Man influences the environment and climate and the consequences are now felt around the globe. National or regional efforts to restrict or at least contain the damage can only be insufficient: in principle environmental and climate protection needs a global concept.
Paradoxically, the way we perceive environmental and climate change and handle damage is closely linked to local or regional patterns of perception. This local view is grounded not only in different ways of socio-economic development in different regions of the world, but also in differences in cultural patterns. Also, the disturbance of the environment and climate causes relatively rapid social changes, in which the interpretation of symbols for the relationship between man and nature plays an important part.
The history of climate and culture, patterns of perception of environmental and climate change and an informed assessment of the future direction of environmental and climate policy in various parts of the world have to be taken into account in order to get to grips with the problem.

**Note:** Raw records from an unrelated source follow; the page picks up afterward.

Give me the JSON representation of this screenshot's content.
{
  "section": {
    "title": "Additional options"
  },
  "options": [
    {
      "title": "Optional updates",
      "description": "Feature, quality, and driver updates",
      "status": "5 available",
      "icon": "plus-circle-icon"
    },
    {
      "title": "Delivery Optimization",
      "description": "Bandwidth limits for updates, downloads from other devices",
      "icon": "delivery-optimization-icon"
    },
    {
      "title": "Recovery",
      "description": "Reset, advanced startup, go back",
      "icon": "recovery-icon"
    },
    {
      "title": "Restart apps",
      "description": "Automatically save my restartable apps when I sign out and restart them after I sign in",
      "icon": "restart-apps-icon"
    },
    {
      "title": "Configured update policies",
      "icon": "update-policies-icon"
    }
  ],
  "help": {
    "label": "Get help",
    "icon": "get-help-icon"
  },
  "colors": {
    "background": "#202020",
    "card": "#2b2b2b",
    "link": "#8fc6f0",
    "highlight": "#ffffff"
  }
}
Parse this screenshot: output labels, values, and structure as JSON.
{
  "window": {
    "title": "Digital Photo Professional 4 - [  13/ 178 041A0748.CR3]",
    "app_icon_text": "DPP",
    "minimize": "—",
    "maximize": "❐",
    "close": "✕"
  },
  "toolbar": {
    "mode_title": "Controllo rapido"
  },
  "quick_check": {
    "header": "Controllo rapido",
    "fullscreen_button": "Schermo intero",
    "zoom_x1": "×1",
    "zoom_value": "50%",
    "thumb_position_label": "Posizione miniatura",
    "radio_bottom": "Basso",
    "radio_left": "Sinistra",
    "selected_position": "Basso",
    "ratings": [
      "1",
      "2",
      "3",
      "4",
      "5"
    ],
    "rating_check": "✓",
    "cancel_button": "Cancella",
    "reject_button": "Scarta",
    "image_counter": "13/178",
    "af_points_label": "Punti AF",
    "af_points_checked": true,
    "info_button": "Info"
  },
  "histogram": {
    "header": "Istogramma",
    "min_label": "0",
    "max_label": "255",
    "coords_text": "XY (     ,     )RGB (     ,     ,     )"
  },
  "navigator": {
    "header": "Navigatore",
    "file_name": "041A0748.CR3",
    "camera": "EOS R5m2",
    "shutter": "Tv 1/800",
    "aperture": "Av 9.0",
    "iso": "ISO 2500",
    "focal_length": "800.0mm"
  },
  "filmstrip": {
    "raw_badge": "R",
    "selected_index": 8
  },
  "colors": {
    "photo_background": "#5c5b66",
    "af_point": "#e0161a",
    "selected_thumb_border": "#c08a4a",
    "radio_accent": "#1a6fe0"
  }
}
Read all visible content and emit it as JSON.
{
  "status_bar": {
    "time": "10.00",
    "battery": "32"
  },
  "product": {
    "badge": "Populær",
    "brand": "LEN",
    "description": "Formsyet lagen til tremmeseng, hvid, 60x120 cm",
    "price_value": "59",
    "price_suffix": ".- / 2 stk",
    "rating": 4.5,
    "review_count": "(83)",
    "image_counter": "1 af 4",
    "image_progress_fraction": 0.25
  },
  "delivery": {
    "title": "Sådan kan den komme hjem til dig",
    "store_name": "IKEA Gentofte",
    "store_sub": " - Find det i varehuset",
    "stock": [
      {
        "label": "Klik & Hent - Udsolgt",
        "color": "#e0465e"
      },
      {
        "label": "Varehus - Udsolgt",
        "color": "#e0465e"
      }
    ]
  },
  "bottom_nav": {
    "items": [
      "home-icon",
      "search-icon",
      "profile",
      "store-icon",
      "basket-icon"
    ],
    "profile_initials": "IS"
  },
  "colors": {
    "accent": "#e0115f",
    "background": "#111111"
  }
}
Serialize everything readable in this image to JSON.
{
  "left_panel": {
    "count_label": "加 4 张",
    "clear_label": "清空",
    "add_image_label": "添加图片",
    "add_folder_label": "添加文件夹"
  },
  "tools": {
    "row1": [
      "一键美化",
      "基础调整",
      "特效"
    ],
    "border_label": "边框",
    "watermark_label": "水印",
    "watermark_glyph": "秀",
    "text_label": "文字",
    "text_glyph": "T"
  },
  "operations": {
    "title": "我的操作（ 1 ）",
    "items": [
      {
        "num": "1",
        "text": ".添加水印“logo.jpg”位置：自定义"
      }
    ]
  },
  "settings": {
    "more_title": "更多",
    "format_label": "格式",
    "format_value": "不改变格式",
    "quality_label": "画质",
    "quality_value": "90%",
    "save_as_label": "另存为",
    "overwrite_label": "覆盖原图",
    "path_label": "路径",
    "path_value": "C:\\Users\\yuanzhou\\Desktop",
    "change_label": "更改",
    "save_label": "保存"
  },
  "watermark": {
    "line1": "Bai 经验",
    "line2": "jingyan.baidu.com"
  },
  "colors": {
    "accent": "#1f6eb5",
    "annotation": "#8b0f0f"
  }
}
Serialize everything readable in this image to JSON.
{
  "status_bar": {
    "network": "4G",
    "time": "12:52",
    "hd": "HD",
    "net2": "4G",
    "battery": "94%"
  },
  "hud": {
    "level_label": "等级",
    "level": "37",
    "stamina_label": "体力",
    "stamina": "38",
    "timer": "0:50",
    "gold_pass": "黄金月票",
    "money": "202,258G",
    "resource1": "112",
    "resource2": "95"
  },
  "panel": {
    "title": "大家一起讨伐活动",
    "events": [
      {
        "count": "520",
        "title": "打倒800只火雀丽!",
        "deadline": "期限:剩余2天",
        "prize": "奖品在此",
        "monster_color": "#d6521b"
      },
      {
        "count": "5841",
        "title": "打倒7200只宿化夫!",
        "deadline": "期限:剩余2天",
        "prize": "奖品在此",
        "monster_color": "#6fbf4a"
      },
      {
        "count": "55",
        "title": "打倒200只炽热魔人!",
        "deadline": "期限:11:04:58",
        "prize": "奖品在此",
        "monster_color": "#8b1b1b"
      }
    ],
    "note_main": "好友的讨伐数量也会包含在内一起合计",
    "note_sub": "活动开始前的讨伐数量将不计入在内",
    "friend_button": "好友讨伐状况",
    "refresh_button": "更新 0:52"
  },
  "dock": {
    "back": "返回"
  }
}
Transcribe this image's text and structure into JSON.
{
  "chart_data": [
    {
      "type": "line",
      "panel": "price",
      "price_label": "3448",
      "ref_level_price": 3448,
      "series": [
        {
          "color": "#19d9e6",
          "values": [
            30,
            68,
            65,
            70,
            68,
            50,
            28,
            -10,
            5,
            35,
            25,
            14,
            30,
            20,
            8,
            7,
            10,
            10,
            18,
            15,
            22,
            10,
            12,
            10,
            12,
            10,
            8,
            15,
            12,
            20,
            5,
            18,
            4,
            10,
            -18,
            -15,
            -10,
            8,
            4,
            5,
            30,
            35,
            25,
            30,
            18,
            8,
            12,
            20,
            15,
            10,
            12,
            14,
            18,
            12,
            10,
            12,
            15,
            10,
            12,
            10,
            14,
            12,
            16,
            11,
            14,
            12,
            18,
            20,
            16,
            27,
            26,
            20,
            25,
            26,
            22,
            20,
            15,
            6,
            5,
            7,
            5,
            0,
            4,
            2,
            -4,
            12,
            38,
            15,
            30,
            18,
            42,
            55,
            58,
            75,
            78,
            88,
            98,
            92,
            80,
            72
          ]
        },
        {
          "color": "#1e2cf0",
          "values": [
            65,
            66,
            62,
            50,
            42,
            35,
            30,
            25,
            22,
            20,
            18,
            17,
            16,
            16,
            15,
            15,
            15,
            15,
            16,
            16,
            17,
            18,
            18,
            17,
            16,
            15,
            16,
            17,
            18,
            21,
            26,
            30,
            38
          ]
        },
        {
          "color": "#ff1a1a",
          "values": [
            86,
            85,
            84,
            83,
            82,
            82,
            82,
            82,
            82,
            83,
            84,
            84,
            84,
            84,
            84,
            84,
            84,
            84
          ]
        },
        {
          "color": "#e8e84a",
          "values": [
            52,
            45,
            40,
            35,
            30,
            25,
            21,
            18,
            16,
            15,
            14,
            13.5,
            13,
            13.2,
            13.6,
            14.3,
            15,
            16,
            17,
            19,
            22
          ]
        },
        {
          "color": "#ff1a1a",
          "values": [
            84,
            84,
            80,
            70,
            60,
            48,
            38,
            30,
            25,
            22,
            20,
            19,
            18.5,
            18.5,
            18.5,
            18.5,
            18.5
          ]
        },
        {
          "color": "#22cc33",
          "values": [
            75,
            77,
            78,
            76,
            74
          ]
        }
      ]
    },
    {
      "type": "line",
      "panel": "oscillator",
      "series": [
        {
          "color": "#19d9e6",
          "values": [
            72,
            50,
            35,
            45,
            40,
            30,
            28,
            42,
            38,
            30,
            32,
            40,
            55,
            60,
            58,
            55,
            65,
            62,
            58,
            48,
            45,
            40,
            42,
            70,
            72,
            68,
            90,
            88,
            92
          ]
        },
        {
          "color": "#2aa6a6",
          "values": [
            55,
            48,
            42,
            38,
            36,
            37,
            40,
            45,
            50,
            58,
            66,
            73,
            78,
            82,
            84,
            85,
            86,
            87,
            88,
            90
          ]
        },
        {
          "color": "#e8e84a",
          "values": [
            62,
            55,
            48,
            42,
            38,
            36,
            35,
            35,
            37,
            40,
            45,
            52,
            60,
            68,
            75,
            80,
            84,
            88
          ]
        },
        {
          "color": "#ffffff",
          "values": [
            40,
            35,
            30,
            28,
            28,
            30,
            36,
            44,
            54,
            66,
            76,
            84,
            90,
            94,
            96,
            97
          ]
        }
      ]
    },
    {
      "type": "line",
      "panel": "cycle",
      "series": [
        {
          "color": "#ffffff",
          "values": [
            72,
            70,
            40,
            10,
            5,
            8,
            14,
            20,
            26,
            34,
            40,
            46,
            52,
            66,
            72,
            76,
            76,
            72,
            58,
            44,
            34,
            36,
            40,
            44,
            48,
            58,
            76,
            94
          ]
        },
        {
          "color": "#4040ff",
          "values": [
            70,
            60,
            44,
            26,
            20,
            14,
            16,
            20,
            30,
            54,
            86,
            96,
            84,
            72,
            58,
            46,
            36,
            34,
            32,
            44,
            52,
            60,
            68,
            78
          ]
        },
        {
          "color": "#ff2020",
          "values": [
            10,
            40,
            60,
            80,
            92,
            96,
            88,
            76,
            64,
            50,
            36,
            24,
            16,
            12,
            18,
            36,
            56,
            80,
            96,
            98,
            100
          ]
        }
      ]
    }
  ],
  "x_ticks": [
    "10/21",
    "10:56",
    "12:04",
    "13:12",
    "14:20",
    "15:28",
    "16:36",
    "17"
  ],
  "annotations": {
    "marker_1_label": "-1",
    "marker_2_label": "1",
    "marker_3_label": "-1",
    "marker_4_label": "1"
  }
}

From a variety of angles, such as the history of ideas, historiography, the study of civilisation, and the political sciences, the monographs and edited volumes in Climate and Culture will all deal with the following questions:
• How do local and regional cultures perceive changes in the environment and climate in past and present?
• How did and do they adjust to them?
• How do their various representatives and spokesmen introduce their respective views to the global debate and into emerging international negotiating systems?
The series has published an average of one volume per year since 2013.
Advisory Board: Greg Bankoff (Hull), Jane Carruthers (Pretoria), Dipesh Chakrabarty (Chicago), Patricia Daley (Oxford) Virginia García Acosta (Mexico City), Arjun Guneratne (St. Paul), Arie S. Issar (Beer-Sheva), Ts’ui-jung Liu (Taibei), Robert Marks (Whittier), Dirk Messner (Bonn), David Moon (York), Miranda Schreurs (Berlin), Helmuth Trischler (Munich), Han van Dijk (Wageningen)